━━━ Data for processing ━━━

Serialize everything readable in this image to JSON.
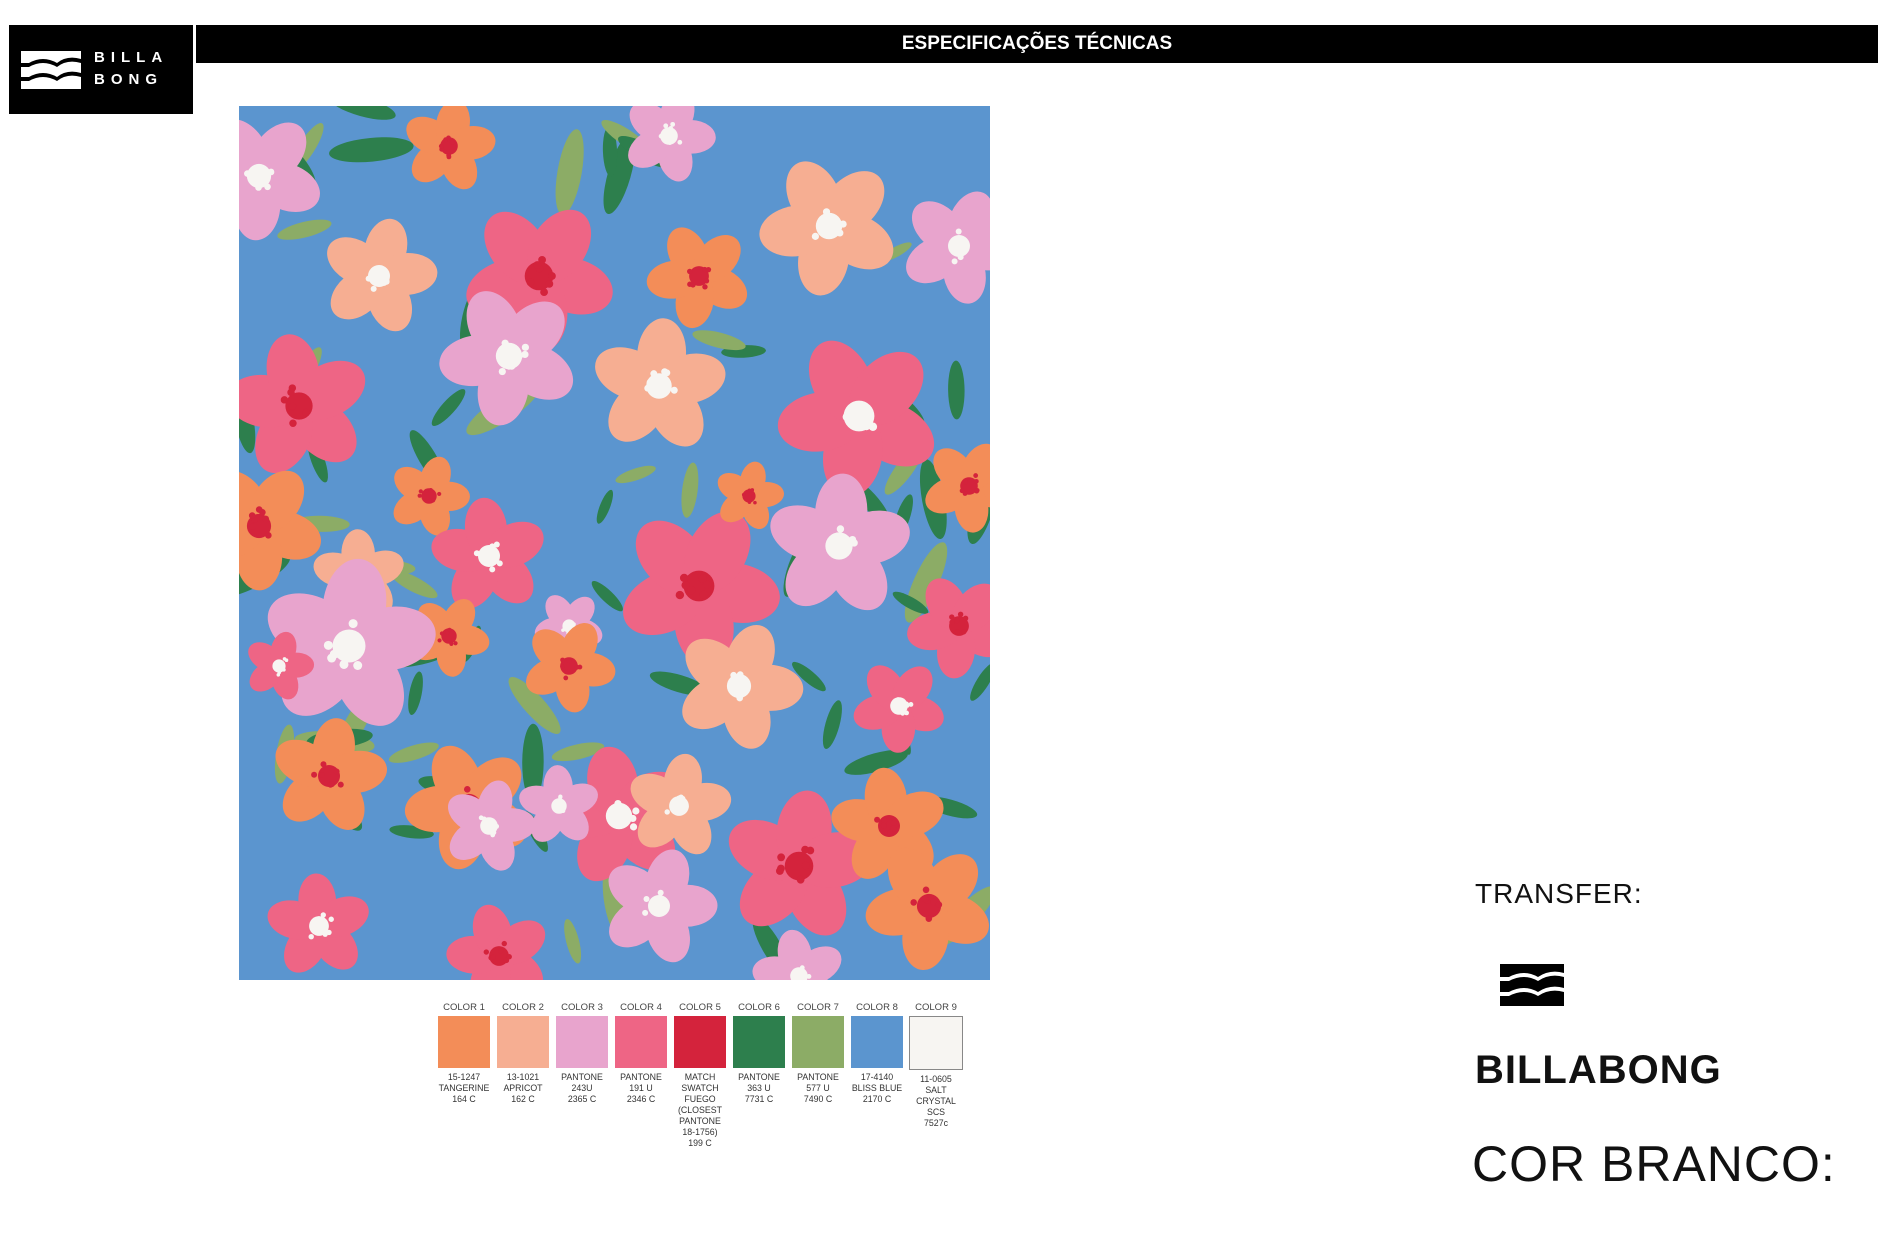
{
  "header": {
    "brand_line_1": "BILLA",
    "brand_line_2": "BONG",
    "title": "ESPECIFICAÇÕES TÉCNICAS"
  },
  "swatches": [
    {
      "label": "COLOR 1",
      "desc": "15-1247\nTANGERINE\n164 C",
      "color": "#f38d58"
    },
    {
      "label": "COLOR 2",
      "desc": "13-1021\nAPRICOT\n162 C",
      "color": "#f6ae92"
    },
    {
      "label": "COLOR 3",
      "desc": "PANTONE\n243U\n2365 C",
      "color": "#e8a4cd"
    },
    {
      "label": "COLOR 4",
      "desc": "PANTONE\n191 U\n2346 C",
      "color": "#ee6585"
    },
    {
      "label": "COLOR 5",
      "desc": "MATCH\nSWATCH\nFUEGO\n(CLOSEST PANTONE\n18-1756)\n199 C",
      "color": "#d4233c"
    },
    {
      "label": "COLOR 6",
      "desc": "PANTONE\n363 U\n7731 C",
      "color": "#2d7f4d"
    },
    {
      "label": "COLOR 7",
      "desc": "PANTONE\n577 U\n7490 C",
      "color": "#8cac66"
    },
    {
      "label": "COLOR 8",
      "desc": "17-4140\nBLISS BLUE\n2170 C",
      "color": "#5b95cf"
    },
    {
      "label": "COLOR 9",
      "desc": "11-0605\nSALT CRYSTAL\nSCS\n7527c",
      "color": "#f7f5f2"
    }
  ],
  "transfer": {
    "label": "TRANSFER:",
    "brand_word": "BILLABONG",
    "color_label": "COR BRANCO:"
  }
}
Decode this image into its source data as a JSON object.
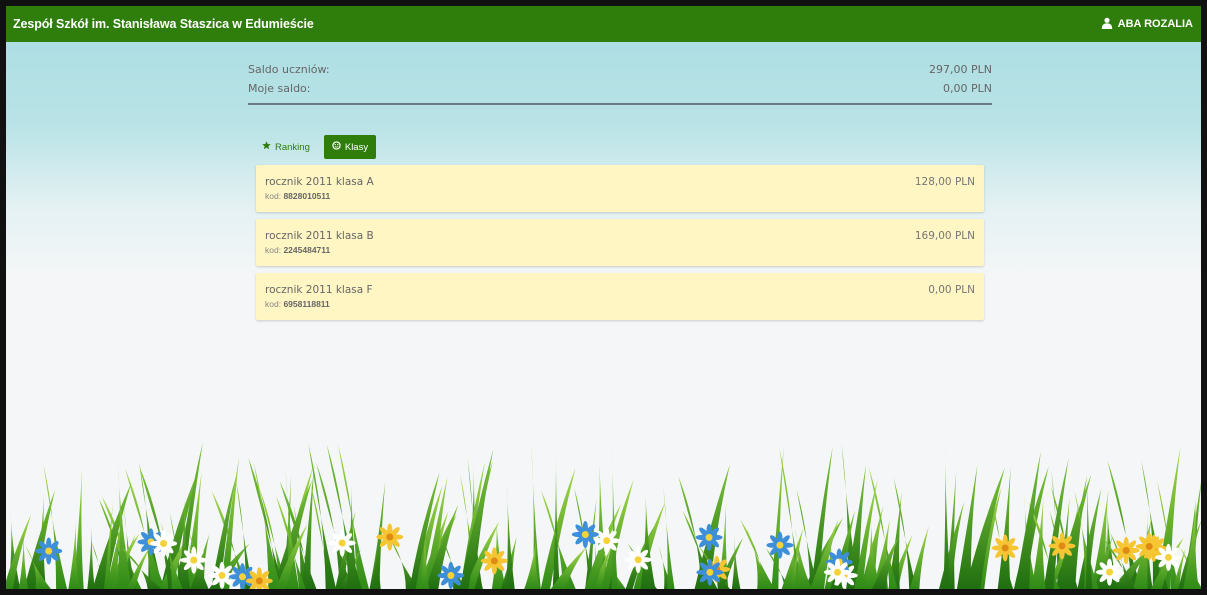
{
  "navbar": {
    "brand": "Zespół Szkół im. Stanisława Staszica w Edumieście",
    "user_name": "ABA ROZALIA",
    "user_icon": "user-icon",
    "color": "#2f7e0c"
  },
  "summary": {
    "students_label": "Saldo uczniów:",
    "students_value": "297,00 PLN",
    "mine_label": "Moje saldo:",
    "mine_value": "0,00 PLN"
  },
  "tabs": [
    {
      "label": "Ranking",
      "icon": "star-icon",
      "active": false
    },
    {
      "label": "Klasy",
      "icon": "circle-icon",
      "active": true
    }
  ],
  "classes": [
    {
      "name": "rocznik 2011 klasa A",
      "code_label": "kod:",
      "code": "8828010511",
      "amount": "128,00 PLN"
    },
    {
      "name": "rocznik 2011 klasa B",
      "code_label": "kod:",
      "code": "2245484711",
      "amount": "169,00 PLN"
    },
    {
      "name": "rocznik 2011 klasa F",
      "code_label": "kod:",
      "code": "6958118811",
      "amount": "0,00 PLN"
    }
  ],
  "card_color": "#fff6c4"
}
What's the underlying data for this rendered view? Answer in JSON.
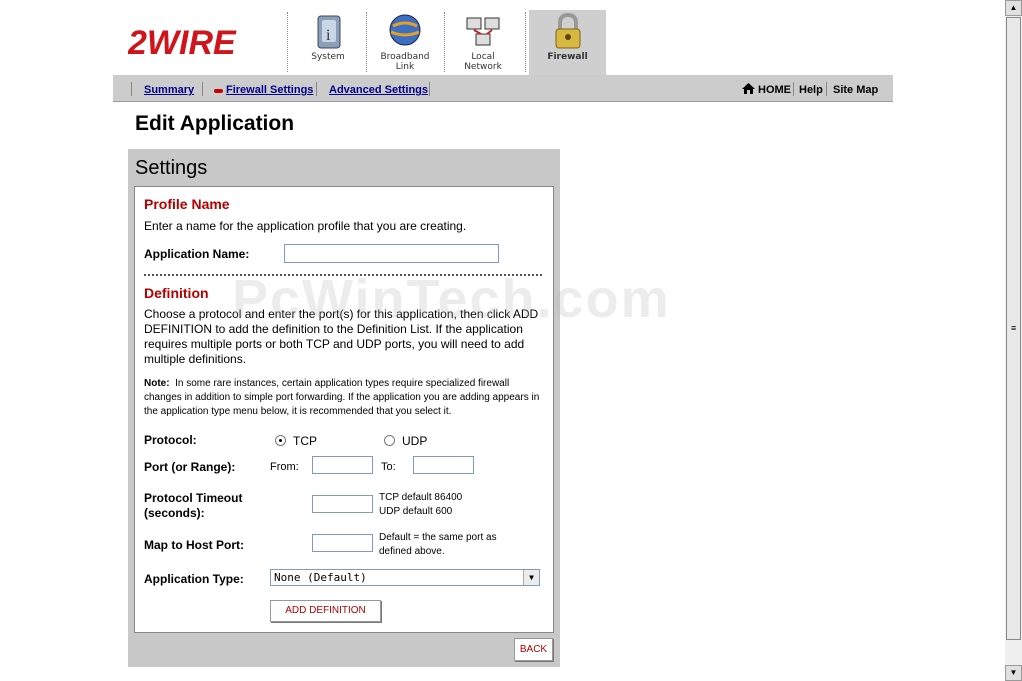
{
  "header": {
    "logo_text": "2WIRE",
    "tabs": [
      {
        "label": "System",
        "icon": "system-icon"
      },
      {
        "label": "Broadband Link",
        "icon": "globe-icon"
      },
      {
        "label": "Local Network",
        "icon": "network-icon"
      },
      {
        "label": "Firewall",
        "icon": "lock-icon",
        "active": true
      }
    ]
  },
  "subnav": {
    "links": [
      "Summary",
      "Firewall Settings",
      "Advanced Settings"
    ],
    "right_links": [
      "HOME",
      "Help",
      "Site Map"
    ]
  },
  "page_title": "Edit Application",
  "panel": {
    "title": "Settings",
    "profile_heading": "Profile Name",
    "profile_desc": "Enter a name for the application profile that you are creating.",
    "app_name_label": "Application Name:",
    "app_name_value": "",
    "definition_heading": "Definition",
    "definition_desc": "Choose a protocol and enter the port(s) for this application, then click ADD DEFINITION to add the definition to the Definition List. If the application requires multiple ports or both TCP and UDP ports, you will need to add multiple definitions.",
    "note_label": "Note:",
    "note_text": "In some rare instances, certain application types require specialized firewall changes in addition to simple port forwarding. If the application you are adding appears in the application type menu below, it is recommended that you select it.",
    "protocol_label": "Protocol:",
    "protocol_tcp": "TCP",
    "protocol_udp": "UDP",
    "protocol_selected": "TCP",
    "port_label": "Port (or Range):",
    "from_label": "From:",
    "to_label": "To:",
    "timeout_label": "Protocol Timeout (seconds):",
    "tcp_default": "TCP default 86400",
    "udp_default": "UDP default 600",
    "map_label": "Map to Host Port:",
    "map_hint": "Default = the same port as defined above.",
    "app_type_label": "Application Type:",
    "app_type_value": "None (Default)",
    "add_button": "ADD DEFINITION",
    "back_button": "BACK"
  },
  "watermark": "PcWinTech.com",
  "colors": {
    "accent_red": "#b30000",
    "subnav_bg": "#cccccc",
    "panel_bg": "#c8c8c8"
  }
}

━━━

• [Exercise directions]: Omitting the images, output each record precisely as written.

• [Worked solution]:
Serialize everything readable in this image to JSON.
{
  "header": {
    "brand_line_1": "BILLA",
    "brand_line_2": "BONG",
    "title": "ESPECIFICAÇÕES TÉCNICAS"
  },
  "swatches": [
    {
      "label": "COLOR 1",
      "desc": "15-1247\nTANGERINE\n164 C",
      "color": "#f38d58"
    },
    {
      "label": "COLOR 2",
      "desc": "13-1021\nAPRICOT\n162 C",
      "color": "#f6ae92"
    },
    {
      "label": "COLOR 3",
      "desc": "PANTONE\n243U\n2365 C",
      "color": "#e8a4cd"
    },
    {
      "label": "COLOR 4",
      "desc": "PANTONE\n191 U\n2346 C",
      "color": "#ee6585"
    },
    {
      "label": "COLOR 5",
      "desc": "MATCH\nSWATCH\nFUEGO\n(CLOSEST PANTONE\n18-1756)\n199 C",
      "color": "#d4233c"
    },
    {
      "label": "COLOR 6",
      "desc": "PANTONE\n363 U\n7731 C",
      "color": "#2d7f4d"
    },
    {
      "label": "COLOR 7",
      "desc": "PANTONE\n577 U\n7490 C",
      "color": "#8cac66"
    },
    {
      "label": "COLOR 8",
      "desc": "17-4140\nBLISS BLUE\n2170 C",
      "color": "#5b95cf"
    },
    {
      "label": "COLOR 9",
      "desc": "11-0605\nSALT CRYSTAL\nSCS\n7527c",
      "color": "#f7f5f2"
    }
  ],
  "transfer": {
    "label": "TRANSFER:",
    "brand_word": "BILLABONG",
    "color_label": "COR BRANCO:"
  }
}
Decode this image into its source data as a JSON object.
{
  "navbar": {
    "brand": "Zespół Szkół im. Stanisława Staszica w Edumieście",
    "user_name": "ABA ROZALIA",
    "user_icon": "user-icon",
    "color": "#2f7e0c"
  },
  "summary": {
    "students_label": "Saldo uczniów:",
    "students_value": "297,00 PLN",
    "mine_label": "Moje saldo:",
    "mine_value": "0,00 PLN"
  },
  "tabs": [
    {
      "label": "Ranking",
      "icon": "star-icon",
      "active": false
    },
    {
      "label": "Klasy",
      "icon": "circle-icon",
      "active": true
    }
  ],
  "classes": [
    {
      "name": "rocznik 2011 klasa A",
      "code_label": "kod:",
      "code": "8828010511",
      "amount": "128,00 PLN"
    },
    {
      "name": "rocznik 2011 klasa B",
      "code_label": "kod:",
      "code": "2245484711",
      "amount": "169,00 PLN"
    },
    {
      "name": "rocznik 2011 klasa F",
      "code_label": "kod:",
      "code": "6958118811",
      "amount": "0,00 PLN"
    }
  ],
  "card_color": "#fff6c4"
}
What's the underlying data for this rendered view? Answer in JSON.
{
  "header": {
    "logo_text": "2WIRE",
    "tabs": [
      {
        "label": "System",
        "icon": "system-icon"
      },
      {
        "label": "Broadband Link",
        "icon": "globe-icon"
      },
      {
        "label": "Local Network",
        "icon": "network-icon"
      },
      {
        "label": "Firewall",
        "icon": "lock-icon",
        "active": true
      }
    ]
  },
  "subnav": {
    "links": [
      "Summary",
      "Firewall Settings",
      "Advanced Settings"
    ],
    "right_links": [
      "HOME",
      "Help",
      "Site Map"
    ]
  },
  "page_title": "Edit Application",
  "panel": {
    "title": "Settings",
    "profile_heading": "Profile Name",
    "profile_desc": "Enter a name for the application profile that you are creating.",
    "app_name_label": "Application Name:",
    "app_name_value": "",
    "definition_heading": "Definition",
    "definition_desc": "Choose a protocol and enter the port(s) for this application, then click ADD DEFINITION to add the definition to the Definition List. If the application requires multiple ports or both TCP and UDP ports, you will need to add multiple definitions.",
    "note_label": "Note:",
    "note_text": "In some rare instances, certain application types require specialized firewall changes in addition to simple port forwarding. If the application you are adding appears in the application type menu below, it is recommended that you select it.",
    "protocol_label": "Protocol:",
    "protocol_tcp": "TCP",
    "protocol_udp": "UDP",
    "protocol_selected": "TCP",
    "port_label": "Port (or Range):",
    "from_label": "From:",
    "to_label": "To:",
    "timeout_label": "Protocol Timeout (seconds):",
    "tcp_default": "TCP default 86400",
    "udp_default": "UDP default 600",
    "map_label": "Map to Host Port:",
    "map_hint": "Default = the same port as defined above.",
    "app_type_label": "Application Type:",
    "app_type_value": "None (Default)",
    "add_button": "ADD DEFINITION",
    "back_button": "BACK"
  },
  "watermark": "PcWinTech.com",
  "colors": {
    "accent_red": "#b30000",
    "subnav_bg": "#cccccc",
    "panel_bg": "#c8c8c8"
  }
}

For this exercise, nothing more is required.